A mini-lesson plan is designed to focus in on one specific concept. Most mini-lessons last approximately 5 to 20 minutes and include a direct statement and model of the concept from the teacher followed by a class discussion and execution of the concept. Mini-lessons can be taught individually, in a small-group setting, or to a whole classroom.
A mini-lesson plan template is divided into seven sections: the main topic, materials, connections, direct instruction, guided practice (where you write how you actively engage your students), link (where you connect the lesson or concept to something else), independent work, and sharing.
Describe specifically what the lesson is about as well as what major point or points you will focus on in presenting the lesson.
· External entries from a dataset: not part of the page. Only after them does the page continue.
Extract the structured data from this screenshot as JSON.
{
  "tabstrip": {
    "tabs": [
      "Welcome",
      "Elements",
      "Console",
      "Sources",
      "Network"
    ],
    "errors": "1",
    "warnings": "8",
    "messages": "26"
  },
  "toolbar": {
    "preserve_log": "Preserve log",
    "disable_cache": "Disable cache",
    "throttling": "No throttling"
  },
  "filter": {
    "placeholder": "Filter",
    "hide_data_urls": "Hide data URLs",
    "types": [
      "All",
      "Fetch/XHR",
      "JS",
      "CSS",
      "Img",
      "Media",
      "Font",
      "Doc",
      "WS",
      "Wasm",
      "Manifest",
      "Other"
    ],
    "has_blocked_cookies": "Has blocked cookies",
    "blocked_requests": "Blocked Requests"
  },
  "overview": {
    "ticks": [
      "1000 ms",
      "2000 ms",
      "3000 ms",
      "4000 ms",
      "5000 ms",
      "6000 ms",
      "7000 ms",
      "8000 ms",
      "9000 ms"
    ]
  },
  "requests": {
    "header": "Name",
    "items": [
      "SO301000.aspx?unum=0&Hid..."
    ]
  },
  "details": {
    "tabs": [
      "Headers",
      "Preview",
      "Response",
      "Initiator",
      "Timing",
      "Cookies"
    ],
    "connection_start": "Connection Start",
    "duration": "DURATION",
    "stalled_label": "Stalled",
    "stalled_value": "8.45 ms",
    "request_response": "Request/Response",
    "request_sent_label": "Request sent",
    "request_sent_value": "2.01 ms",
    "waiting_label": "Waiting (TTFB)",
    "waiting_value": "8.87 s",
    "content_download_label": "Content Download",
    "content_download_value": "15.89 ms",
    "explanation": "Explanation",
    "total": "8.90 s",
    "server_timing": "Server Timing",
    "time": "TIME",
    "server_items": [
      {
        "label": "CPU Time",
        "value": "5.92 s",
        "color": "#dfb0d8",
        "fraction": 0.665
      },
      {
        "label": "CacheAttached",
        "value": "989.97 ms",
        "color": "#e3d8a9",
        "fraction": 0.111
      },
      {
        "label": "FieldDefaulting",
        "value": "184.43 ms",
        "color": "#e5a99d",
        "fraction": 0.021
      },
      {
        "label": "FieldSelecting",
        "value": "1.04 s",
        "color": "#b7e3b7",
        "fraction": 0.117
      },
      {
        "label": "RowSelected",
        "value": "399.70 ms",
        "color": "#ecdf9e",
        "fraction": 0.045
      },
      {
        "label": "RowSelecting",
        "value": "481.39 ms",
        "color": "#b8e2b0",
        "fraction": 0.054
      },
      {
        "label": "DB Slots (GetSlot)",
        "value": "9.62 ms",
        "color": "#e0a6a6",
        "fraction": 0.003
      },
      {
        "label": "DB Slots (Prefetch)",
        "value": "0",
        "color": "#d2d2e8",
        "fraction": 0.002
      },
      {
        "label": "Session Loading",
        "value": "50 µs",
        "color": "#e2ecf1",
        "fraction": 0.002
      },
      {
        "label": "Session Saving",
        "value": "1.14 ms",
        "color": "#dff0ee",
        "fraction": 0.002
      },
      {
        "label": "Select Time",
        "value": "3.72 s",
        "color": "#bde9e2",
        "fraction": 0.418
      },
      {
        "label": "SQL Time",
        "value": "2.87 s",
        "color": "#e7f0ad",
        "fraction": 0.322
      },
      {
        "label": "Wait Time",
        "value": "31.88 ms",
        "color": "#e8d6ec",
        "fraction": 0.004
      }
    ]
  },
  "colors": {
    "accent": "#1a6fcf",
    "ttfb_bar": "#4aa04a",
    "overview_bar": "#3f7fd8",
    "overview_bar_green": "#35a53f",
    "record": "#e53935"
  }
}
Another term for this is the objective-ensure that you know exactly why you are teaching this lesson. What do you need the students to know after the lesson is completed? After you're perfectly clear on the goal of the lesson, explain it in terms your students will understand.
Gather the materials you will need to teach the concept to the students. Nothing is more disruptive to the flow of a lesson than realizing you don't have all of the materials you will need. Student attention is sure to decline sharply if you have to excuse yourself to gather materials in the middle of a lesson.
Activate prior knowledge. This is where you talk about what you taught in a previous lesson. For example, you might say, "Yesterday we learned about… " and "Today we will learn about… "
Demonstrate your teaching points to the students. For example, you might say: "Let me show you how I… " and "One way I can do that is by… " During the lesson, ensure that you:
- Explain teaching points and give examples
- Model by demonstrating how students will achieve the task you are teaching
- Allow for guided practice, where you walk around the room and help students as they practice the concepts you are teaching
During this phase of the mini-lesson, coach and assess the students. For example, you might start the active engagement portion by saying, "Now you are going to turn to your partner and… " Be sure that you have a short activity planned for this part of the lesson.
This is where you will review key points and clarify if needed. For example, you might say, "Today I taught you… " and "Every time you read you are going to… "
Have students practice working independently using the information they just learned from your teaching points.
Come together again as a group and have students share what they learned.
- Students can do this independently, with a partner, or as part of the entire classroom group.
- Ask students: "Did you use what you learned? Did it work? How will you use it next time? What types of things would you do differently?"
- Tie up any loose ends and use this time to further instruct.
You can also tie your mini-lesson into a thematic unit or if the topic warrants further discussion, you can beef up the mini-lesson by creating a full lesson plan.